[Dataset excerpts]
******************************

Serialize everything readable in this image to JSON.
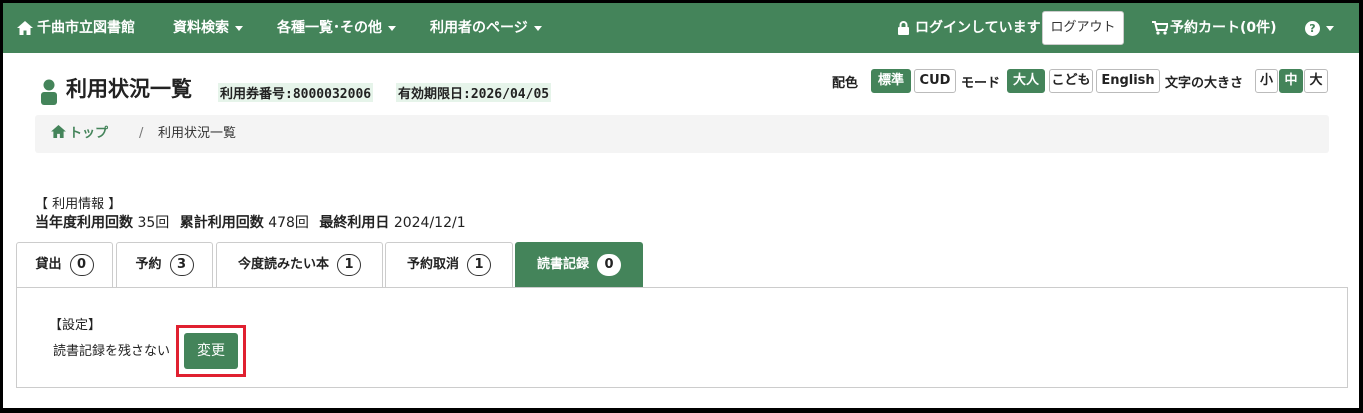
{
  "nav": {
    "library_name": "千曲市立図書館",
    "menu_search": "資料検索",
    "menu_lists": "各種一覧･その他",
    "menu_user": "利用者のページ",
    "login_status": "ログインしています",
    "logout": "ログアウト",
    "cart": "予約カート(0件)",
    "help": "?"
  },
  "header": {
    "title": "利用状況一覧",
    "card_number": "利用券番号:8000032006",
    "expiry": "有効期限日:2026/04/05"
  },
  "prefs": {
    "color_label": "配色",
    "color_standard": "標準",
    "color_cud": "CUD",
    "mode_label": "モード",
    "mode_adult": "大人",
    "mode_child": "こども",
    "mode_english": "English",
    "font_label": "文字の大きさ",
    "font_small": "小",
    "font_medium": "中",
    "font_large": "大"
  },
  "breadcrumb": {
    "home": "トップ",
    "separator": "/",
    "current": "利用状況一覧"
  },
  "usage": {
    "heading": "【 利用情報 】",
    "year_label": "当年度利用回数",
    "year_value": "35回",
    "total_label": "累計利用回数",
    "total_value": "478回",
    "last_label": "最終利用日",
    "last_value": "2024/12/1"
  },
  "tabs": [
    {
      "label": "貸出",
      "count": "0"
    },
    {
      "label": "予約",
      "count": "3"
    },
    {
      "label": "今度読みたい本",
      "count": "1"
    },
    {
      "label": "予約取消",
      "count": "1"
    },
    {
      "label": "読書記録",
      "count": "0"
    }
  ],
  "settings": {
    "heading": "【設定】",
    "status": "読書記録を残さない",
    "change": "変更"
  },
  "colors": {
    "brand_green": "#44845a",
    "highlight_red": "#e02030"
  }
}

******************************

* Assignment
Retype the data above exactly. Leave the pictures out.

* Solution to this exercise
Serialize everything readable in this image to JSON.
{
  "nav": {
    "library_name": "千曲市立図書館",
    "menu_search": "資料検索",
    "menu_lists": "各種一覧･その他",
    "menu_user": "利用者のページ",
    "login_status": "ログインしています",
    "logout": "ログアウト",
    "cart": "予約カート(0件)",
    "help": "?"
  },
  "header": {
    "title": "利用状況一覧",
    "card_number": "利用券番号:8000032006",
    "expiry": "有効期限日:2026/04/05"
  },
  "prefs": {
    "color_label": "配色",
    "color_standard": "標準",
    "color_cud": "CUD",
    "mode_label": "モード",
    "mode_adult": "大人",
    "mode_child": "こども",
    "mode_english": "English",
    "font_label": "文字の大きさ",
    "font_small": "小",
    "font_medium": "中",
    "font_large": "大"
  },
  "breadcrumb": {
    "home": "トップ",
    "separator": "/",
    "current": "利用状況一覧"
  },
  "usage": {
    "heading": "【 利用情報 】",
    "year_label": "当年度利用回数",
    "year_value": "35回",
    "total_label": "累計利用回数",
    "total_value": "478回",
    "last_label": "最終利用日",
    "last_value": "2024/12/1"
  },
  "tabs": [
    {
      "label": "貸出",
      "count": "0"
    },
    {
      "label": "予約",
      "count": "3"
    },
    {
      "label": "今度読みたい本",
      "count": "1"
    },
    {
      "label": "予約取消",
      "count": "1"
    },
    {
      "label": "読書記録",
      "count": "0"
    }
  ],
  "settings": {
    "heading": "【設定】",
    "status": "読書記録を残さない",
    "change": "変更"
  },
  "colors": {
    "brand_green": "#44845a",
    "highlight_red": "#e02030"
  }
}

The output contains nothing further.